Reading Cárdenas’s second novel, with its intricately patterned sentences circling obsessively around an absent center, it’s hard to shake the feeling that the author has done something remarkable, inventing an entirely original language for representing the fractured sensation of being conscious in the twenty-first century.
Hobson’s latest novel is a brilliant, artfully crafted story of Native heritage, family dynamics, and ancestral hope.
Pinocchio is such a fixture of culture that most authors would be too nervous to interact with the classic story in any extended way.

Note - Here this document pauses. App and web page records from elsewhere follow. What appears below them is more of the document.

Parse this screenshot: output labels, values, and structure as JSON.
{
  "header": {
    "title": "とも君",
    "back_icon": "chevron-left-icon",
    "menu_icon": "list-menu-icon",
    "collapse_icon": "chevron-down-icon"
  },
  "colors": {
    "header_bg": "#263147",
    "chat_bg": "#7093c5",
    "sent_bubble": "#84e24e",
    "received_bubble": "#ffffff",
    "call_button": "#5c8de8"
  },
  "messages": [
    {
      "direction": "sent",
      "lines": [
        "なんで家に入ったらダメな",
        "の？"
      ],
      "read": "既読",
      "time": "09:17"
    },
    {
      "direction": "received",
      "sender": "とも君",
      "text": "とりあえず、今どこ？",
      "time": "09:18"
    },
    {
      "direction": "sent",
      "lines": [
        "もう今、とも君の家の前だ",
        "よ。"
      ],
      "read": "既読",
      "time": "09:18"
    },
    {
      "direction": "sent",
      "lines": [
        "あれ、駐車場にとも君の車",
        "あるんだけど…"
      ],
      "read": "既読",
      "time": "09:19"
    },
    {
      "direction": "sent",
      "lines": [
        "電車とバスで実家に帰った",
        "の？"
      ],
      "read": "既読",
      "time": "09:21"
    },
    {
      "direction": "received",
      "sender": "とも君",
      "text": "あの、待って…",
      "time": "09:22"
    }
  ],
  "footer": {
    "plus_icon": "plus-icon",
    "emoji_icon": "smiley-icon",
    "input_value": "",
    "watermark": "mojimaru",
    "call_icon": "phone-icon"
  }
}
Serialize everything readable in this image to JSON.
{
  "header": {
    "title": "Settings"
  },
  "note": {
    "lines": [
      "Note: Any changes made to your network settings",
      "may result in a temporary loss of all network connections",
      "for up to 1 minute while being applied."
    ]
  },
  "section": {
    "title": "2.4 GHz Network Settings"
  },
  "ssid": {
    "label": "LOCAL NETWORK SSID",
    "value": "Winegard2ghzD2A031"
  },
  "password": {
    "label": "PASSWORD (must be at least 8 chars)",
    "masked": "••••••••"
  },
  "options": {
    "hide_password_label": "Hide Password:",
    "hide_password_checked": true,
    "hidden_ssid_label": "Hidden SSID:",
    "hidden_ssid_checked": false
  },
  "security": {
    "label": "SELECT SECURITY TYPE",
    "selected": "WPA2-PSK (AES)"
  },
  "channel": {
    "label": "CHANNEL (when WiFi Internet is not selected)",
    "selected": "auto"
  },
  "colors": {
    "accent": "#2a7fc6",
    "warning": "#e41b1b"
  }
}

Edward Carey’s latest novel is audacious in this regard, giving us the untold tale of Geppetto in bold illustration and dynamic, resonant text.
Bible is a careful craftsman, cutting his new novel down to its core without losing a diverse cast of characters, a clearly rendered town, and wholly realized emotional resonance. He doesn’t overexplain, doesn’t excessively detail, and doesn’t deviate from the novel’s heart.
In Joukhadar’s new novel, during the search for what seems almost to be a mythical bird, and for an explanation as to how exactly a disappeared artist and the protagonist’s mother are linked, Nadir also begins searching for his transgender identity—a separate and daunting migration all his own.
If we are to rest on the definition of poetry Major Jackson has offered, American poets “write in the wake of a long tradition of resistance.” In responding to American violence with both intimacy and anger on the page, Tron engages in just such an act of resistance.
Russell’s most recent book, chronicling a walk from the panhandle of Florida to the celestial city of Miami, comes to the conclusion that a walking journey should not only be a journey about the self, but also about how the self exists in a built environment.